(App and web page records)
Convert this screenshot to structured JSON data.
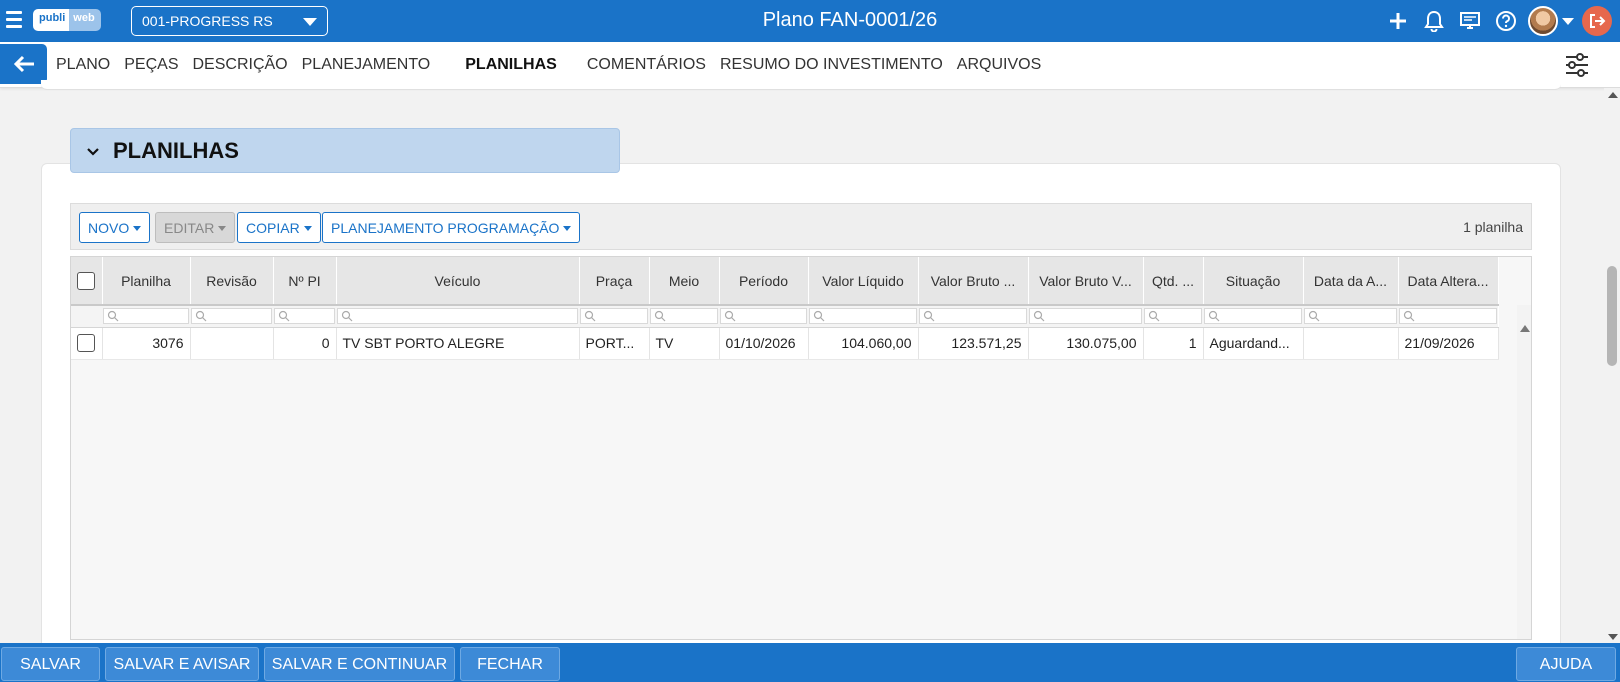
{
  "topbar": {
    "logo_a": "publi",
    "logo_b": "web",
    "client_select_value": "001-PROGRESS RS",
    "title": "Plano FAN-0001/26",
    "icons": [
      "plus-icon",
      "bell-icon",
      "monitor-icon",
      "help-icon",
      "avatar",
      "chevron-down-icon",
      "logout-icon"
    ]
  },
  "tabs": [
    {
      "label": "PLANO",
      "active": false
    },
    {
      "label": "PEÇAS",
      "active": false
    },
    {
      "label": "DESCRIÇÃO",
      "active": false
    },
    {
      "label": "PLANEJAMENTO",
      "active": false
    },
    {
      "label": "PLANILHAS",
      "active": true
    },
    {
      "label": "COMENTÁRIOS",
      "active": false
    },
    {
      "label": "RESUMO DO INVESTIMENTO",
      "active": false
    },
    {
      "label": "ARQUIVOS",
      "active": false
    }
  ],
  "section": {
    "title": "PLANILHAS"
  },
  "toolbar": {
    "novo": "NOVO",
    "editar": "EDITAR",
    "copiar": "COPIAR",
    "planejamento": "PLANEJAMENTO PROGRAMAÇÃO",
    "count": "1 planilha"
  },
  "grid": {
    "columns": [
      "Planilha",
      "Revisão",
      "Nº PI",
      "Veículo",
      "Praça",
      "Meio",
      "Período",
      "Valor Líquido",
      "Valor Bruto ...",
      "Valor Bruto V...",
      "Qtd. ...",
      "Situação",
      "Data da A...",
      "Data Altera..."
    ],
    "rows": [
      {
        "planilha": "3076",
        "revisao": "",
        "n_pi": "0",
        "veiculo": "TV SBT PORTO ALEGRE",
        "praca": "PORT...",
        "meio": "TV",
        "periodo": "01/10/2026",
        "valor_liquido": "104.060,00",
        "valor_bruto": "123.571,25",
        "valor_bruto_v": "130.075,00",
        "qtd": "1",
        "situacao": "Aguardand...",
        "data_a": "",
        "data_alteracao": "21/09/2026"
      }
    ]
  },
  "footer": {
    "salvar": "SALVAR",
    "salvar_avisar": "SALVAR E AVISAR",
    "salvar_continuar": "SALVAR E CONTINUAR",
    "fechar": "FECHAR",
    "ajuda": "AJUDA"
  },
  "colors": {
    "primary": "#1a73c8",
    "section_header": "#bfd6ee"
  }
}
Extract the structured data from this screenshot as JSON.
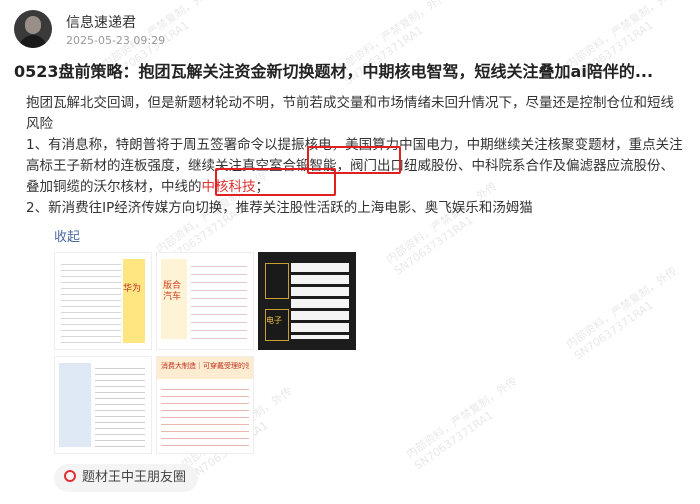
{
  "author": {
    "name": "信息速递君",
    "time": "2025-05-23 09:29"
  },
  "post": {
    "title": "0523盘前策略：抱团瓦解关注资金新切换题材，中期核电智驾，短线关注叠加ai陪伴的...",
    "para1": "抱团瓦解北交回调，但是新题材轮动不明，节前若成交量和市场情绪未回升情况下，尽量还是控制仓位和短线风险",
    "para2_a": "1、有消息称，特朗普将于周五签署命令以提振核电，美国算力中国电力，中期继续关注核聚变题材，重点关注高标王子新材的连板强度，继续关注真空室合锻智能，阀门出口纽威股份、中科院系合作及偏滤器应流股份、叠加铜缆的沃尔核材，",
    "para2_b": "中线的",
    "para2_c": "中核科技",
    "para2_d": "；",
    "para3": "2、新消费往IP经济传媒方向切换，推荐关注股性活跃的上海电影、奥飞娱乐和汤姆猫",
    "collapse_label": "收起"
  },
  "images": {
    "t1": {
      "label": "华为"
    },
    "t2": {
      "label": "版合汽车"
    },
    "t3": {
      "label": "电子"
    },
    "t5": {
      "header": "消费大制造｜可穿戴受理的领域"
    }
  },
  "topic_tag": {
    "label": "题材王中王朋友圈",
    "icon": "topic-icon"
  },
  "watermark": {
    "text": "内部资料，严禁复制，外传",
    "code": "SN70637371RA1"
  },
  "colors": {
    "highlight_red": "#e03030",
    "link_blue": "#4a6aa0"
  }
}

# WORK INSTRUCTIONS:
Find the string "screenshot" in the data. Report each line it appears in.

# SOLUTION:
Convert this screenshot to structured JSON data.
Extract the structured data from this screenshot as JSON.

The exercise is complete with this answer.